Belair does not have to pay a condo claimant more than $1,500 in daily mileage costs accrued over almost eight months, during which time flood damage in the insured’s unit was being repaired.
Belair Insurance Company insured a condominium owned by Akram Seyed Parsa before she passed away. Parsa’s daughter, Parvin Yavari, the executor of her mother’s estate, made a claim against Belair for $1,500.96 in mileage costs resulting from a flood in Parsa’s condominium unit.
On May 5, 2020, Parsa’s condo flooded. Belair required her to vacate the unit for the repairs, which took approximately eight months and were completed in January 2021. None of this is disputed.
Parsa’s daughter and estate say Belair placed a “vacancy permit” on the unit, which required them to attend at the condo every day to maintain valid insurance. Pointing to an email received from Belair, Yavari says that since attending the condo was mandatory, they should be reimbursed for mileage for attending every day. She claimed $1,500.96 in mileage costs based on 240 days of visiting the unit, a 10.6-km round trip from Yavari’s home to the condo, at a rate of $0.59 per km.

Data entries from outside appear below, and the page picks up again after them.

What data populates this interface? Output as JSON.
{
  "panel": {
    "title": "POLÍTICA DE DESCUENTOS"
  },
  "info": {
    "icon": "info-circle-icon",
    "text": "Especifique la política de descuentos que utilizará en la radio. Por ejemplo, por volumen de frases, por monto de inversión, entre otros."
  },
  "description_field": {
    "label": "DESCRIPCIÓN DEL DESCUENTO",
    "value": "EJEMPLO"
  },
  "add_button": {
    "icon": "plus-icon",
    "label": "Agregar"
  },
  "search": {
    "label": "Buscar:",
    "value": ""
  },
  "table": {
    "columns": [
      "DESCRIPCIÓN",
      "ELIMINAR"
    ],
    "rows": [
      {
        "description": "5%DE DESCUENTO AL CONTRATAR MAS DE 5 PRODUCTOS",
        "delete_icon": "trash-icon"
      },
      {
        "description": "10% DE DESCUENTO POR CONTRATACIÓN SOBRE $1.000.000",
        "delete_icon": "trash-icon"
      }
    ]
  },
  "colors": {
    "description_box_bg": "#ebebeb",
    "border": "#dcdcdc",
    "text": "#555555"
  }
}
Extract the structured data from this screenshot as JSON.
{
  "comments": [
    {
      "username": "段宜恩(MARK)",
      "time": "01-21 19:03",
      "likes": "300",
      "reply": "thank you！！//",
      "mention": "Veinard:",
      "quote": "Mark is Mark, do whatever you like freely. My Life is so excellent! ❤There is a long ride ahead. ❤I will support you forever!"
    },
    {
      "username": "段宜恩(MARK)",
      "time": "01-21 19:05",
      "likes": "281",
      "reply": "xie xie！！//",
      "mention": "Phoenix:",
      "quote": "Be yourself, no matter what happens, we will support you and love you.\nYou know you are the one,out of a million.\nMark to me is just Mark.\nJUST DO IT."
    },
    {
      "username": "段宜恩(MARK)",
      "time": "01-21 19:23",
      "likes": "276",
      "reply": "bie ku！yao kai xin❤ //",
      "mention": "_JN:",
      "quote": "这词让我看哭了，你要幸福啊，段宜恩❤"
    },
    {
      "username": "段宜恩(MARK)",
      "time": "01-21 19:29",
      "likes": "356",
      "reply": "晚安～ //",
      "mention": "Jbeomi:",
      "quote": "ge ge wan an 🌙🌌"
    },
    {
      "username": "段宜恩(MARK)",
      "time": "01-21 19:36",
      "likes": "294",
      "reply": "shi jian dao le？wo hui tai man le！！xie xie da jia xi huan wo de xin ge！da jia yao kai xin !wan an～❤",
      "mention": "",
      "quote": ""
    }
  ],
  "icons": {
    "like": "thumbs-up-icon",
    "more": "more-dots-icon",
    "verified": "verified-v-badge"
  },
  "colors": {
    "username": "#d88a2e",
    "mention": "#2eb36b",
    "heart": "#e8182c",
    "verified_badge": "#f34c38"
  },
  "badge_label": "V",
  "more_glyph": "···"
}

To prove her claim, Yavari submitted an undated email received from a Belair claims representative. In the email, the rep said they spoke to “BelairDirect sales and service” and understood a vacancy permit was added to Ms. Parsa’s policy, and that “one of the requirements in having this on your policy is that you are to attend daily as per the wording.”
Belair said the vacancy permit does not require daily attendance of the condo. Nor did the policy make any reference to reimbursing the insured’s mileage costs to do so.
B.C.’s Civil Rules Tribunal, the province’s small claims court, sided with Belair, making particular note of the fact that the email sent to Yavari was undated.
“First, the ‘Vacancy Permit Endorsement’ submitted in evidence by Belair states that the land or buildings must be inspected by a competent person ‘at least every 72 hours’ during the vacancy, and all doors and windows must be securely locked, or the policy is null and void,” the CRT wrote in its decision. “Ms. Yavari denies ever receiving a copy of this endorsement, and says the email above proves daily attendance was required.
“I note the email above is not dated, but based on the wording of the email discussing out-of-pocket expenses that had been incurred during renovation, I find it was likely sent after repairs had been completed. Therefore, I find the email does not prove that [Parsa’s daughter and the estate] were told they had to have someone attend the property daily before repairs were completed….
“I find nothing in the endorsement or the insurance policy requires that Belair compensate an insured to comply with that term.”
Feature photo courtesy of iStock.com/asbe